Collaboration has become commonplace in the nonprofit sphere and is encouraged by funders as a response to the complexity and interdependence of social issues as well as the scarcity of resources. But herein lies a common misunderstanding: Collaboration is not about eliminating duplication – indeed true collaboration demands more of its participants because it requires them to work together in different ways, some of which may in fact require additional resources and effort. And collaboration is just the starting point: collective impact is really all about how to get from collaboration to collective action.
I call collective impact evolutionary, not revolutionary, in that it very much builds on extensive experience over decades of the arduous and complex work of creating transformative change at the community level. Along with FSG, particular credit is often given to Anne Kubisch, who led the Aspen Institute’s Roundtable on Community Change for many years, the work championed by the Annie E. Casey Foundation, and the principles of Asset-Based Community Development developed by John McKnight and Jody Kretzmann. In conversation, John Kania has stated that collective impact “is squarely in the systems change category” and suggested in our interview that “the five conditions of Collective Impact gave language to what many people already intuitively knew, but in a way where we can now have consistent conversations about this work, and people understand what it takes to do this work in a rigorous way.”
Where to from here?
One of the themes that I heard frequently throughout this inquiry into collective impact was the desire to learn from each other, and I was delighted to find that this spirit infuses the work of Tamarack – An Institute for Community Engagement and FSG, the two key players in supporting collective impact efforts in Canada. In our interview with John Kania and Fay Hanleybrown from FSG, they both emphasized how enthusiastic they were about the recent launch of the Collective Impact Forum. Tamarack has launched its own Community of Practice for collective impact practitioners and freely shares resources through its website and online communities.
In addition to an active program of workshops scheduled across the country, the big news in Canada is the Collective Impact Summit to be hosted by Tamarack on October 6-10 in Toronto, Ontario. Designed as a hands-on learning event for practitioners and others interested in collective impact, the Summit will feature many of the leading thinkers from Canada and the United States in a five day interactive conference that will be the first of its kind in Canada.

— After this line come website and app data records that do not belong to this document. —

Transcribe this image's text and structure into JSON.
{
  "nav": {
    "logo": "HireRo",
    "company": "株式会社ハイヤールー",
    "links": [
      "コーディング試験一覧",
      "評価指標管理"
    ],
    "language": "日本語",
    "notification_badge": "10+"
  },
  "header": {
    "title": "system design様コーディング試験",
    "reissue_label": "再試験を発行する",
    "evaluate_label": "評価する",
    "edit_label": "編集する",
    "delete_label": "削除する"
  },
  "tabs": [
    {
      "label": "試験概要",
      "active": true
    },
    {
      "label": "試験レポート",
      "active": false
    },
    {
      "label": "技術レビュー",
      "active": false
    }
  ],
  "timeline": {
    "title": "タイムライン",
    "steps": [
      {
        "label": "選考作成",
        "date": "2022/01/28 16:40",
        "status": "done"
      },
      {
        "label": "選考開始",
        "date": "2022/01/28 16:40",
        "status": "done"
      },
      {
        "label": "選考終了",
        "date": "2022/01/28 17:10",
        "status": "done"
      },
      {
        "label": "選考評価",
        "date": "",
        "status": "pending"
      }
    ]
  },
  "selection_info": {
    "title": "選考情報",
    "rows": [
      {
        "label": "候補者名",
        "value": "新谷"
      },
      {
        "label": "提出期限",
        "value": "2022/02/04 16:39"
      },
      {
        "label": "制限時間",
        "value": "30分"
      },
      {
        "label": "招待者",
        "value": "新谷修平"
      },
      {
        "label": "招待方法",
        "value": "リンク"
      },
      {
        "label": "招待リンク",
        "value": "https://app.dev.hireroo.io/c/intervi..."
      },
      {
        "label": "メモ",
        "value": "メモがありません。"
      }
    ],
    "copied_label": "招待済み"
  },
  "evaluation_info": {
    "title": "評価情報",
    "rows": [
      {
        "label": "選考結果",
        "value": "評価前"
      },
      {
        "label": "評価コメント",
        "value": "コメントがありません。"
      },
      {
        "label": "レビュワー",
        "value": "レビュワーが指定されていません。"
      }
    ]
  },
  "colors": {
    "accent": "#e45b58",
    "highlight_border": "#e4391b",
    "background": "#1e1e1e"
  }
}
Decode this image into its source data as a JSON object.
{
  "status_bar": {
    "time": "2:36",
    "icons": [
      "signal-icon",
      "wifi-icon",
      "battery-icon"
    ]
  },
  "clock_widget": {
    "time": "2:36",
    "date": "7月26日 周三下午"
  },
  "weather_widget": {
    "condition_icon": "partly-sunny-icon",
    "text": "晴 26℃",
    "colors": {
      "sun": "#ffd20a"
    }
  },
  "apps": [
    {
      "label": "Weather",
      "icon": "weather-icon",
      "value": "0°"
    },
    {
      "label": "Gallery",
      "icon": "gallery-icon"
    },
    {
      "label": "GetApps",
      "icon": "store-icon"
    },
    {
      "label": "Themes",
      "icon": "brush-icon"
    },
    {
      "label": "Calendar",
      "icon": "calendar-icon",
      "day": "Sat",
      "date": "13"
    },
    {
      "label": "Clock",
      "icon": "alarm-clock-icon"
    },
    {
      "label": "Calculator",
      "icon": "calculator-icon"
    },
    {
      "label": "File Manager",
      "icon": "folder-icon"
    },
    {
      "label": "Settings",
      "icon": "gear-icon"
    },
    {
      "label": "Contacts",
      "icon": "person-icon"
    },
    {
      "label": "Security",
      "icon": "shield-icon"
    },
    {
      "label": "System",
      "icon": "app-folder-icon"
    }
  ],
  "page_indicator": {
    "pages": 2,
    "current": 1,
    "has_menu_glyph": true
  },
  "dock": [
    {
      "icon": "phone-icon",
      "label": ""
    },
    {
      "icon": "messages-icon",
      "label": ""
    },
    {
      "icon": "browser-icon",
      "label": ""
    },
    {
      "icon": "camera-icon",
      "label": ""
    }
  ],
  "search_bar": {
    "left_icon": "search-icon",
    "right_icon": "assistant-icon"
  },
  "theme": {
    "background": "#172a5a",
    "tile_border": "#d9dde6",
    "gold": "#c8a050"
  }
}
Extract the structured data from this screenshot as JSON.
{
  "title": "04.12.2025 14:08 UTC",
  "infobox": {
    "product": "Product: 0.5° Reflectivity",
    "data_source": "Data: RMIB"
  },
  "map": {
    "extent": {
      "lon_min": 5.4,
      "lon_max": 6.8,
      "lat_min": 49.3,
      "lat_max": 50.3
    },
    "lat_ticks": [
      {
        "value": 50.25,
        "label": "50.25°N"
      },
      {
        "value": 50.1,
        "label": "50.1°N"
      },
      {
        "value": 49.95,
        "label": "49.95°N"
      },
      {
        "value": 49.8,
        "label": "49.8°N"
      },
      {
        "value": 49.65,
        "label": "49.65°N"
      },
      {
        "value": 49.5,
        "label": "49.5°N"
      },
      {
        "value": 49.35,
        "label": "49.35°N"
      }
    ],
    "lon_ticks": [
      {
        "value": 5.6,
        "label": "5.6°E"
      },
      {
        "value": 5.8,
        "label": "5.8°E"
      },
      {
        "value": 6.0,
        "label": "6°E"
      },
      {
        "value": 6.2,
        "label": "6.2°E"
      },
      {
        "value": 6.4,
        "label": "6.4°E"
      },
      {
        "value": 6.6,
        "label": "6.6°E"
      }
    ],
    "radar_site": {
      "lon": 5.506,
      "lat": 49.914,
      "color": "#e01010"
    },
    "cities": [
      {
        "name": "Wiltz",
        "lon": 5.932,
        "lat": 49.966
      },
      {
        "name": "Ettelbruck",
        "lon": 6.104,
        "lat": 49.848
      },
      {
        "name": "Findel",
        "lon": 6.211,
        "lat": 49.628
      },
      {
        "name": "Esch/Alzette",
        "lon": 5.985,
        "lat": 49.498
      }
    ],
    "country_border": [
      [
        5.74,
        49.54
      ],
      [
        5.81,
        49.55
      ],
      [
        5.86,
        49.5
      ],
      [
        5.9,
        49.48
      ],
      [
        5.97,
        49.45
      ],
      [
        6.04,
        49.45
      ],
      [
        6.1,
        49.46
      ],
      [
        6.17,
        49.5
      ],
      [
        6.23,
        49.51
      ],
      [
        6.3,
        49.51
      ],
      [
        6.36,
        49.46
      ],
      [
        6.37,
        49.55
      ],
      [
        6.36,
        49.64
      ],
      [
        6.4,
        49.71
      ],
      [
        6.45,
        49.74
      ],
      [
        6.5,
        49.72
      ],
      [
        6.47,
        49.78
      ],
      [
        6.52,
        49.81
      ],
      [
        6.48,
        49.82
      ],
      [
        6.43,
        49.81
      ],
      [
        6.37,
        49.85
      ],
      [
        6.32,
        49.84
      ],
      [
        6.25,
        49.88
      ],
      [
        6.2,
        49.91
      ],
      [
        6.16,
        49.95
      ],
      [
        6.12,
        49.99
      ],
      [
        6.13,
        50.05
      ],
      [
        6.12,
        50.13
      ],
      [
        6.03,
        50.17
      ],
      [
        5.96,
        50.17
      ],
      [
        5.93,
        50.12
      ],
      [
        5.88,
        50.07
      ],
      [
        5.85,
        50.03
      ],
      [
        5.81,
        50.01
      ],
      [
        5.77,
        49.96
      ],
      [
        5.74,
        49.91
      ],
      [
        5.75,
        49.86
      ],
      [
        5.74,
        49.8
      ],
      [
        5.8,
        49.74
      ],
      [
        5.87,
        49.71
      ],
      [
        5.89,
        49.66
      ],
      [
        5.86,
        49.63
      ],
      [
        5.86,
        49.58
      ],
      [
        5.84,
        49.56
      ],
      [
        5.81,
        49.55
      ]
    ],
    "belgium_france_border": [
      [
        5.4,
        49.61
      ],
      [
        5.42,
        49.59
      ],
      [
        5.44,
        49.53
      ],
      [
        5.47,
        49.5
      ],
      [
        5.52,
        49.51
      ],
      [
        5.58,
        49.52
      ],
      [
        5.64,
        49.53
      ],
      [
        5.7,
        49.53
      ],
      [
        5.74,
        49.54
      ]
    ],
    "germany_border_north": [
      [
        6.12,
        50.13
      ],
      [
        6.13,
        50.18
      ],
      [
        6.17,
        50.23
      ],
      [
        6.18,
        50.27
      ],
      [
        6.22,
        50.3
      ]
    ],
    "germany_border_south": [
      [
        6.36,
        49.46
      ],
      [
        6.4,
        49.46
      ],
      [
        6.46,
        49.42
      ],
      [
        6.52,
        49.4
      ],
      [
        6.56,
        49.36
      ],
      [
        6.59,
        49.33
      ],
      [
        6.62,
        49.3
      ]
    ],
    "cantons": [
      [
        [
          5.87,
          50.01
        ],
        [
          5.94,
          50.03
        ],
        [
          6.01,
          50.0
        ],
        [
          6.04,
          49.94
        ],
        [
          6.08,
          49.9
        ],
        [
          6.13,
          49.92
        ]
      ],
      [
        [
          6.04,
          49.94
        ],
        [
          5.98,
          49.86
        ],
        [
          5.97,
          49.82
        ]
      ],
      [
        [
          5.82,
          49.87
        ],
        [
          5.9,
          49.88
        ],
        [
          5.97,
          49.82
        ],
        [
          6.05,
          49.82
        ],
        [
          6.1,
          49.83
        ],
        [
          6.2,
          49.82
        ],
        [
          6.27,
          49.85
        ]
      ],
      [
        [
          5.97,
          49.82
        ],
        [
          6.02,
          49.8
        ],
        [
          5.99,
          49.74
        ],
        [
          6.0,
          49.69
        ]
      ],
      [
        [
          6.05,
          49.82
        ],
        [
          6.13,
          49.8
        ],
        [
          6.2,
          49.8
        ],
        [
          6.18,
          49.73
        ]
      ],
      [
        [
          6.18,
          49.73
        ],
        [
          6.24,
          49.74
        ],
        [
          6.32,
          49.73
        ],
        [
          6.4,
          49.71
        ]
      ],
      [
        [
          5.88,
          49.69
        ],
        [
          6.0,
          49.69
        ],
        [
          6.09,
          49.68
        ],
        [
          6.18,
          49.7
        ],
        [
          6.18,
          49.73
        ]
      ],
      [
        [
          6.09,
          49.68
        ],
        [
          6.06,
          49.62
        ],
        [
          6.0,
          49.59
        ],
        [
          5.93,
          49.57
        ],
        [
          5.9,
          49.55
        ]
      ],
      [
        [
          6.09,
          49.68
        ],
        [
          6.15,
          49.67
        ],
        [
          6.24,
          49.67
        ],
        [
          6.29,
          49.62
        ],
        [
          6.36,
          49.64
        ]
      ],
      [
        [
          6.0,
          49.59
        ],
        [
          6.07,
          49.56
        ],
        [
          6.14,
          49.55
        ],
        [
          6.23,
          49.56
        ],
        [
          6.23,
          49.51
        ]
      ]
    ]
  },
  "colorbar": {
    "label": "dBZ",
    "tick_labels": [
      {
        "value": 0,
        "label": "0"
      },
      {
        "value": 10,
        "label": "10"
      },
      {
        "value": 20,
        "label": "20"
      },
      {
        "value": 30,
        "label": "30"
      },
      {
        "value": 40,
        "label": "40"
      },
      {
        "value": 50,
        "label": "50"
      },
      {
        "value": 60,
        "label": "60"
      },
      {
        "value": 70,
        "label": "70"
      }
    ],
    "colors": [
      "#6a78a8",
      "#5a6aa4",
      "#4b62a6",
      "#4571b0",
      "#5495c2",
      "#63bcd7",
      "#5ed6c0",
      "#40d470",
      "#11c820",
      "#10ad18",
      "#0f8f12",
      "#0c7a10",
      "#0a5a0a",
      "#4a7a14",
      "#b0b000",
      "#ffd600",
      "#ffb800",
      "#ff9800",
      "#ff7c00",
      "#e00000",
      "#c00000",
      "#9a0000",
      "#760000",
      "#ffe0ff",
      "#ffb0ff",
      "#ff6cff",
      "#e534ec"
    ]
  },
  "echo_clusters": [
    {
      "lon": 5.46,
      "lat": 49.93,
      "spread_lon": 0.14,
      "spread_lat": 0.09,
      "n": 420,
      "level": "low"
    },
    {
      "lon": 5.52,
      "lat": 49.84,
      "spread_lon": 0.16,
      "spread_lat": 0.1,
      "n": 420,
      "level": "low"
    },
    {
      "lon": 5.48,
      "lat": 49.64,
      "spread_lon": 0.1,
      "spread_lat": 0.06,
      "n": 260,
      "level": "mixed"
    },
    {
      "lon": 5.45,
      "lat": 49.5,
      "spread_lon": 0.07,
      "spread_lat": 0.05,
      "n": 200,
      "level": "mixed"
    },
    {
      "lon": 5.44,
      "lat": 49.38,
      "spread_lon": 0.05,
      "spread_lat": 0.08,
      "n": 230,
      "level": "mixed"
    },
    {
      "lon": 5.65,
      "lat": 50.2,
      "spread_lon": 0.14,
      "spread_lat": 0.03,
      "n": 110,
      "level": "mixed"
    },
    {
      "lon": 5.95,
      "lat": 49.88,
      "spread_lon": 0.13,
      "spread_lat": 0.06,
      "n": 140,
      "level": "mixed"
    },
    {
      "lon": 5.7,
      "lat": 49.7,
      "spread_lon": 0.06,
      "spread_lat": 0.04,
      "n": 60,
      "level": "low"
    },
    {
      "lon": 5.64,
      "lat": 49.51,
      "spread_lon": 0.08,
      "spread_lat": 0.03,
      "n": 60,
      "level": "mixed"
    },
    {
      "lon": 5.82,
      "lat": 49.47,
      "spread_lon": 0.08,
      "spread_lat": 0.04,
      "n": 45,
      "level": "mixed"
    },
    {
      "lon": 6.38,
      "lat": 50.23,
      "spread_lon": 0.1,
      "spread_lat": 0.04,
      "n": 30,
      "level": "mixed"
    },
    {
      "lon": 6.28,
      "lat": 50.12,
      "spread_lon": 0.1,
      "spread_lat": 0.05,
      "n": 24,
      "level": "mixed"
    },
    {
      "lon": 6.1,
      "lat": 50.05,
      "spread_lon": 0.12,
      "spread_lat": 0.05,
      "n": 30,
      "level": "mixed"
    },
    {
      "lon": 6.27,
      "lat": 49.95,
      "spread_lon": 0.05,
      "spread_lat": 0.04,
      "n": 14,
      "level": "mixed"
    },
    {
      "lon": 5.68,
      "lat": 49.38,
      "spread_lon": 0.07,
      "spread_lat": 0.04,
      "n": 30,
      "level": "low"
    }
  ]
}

As many of our authors in this special issue have suggested, we look forward to continuing the conversations in communities across Canada, in future issues of The Philanthropist, and on the Collective Impact Forum and other online communities that allow us to meet across borders to share ideas and expertise. I invite you to explore the articles in The Philanthropist, available on the website and also posted here on the Forum as resources, and to share with us your thoughts and experiences. As the African proverb suggests, “If you want to go fast, go alone. If you want to go far, go together.” That pretty much sums up collective impact for me.
The Philanthropist (vol. 26, no.1)
Letter from the Editor
Guest Editorial: Collective Impact by Larry Gemmel
The Promise and Peril of Collective Impact by Liz Weaver
Collective Impact: Venturing on an Unfamiliar Road by Hilary Pearson
The Role of Philanthropy in Collective Impact by Cathy Mann
Innoweave and Collective Impact: Collaborations Is Just the Beginning by Aaron Good and Doug Brodhead
United Way and Success By 6: Growing Up with Collective Impact by Michael McKnight and Deborah Irvine
Collective Impact: The Birth of an Australian Movement by Kerry Graham and Dawn O’Neil
Evaluating Collective Impact: Five Simple Rules by Mark Cabaj
Q & A: John Kania and Fay Hanleybrown by Liz Weaver
Point / Counterpoint
Point/Counterpoint on Collective Impact by Don Bourgeois and Paul Born
Deepening Community: Finding Joy Together in Chaotic Times by Larry Gemmel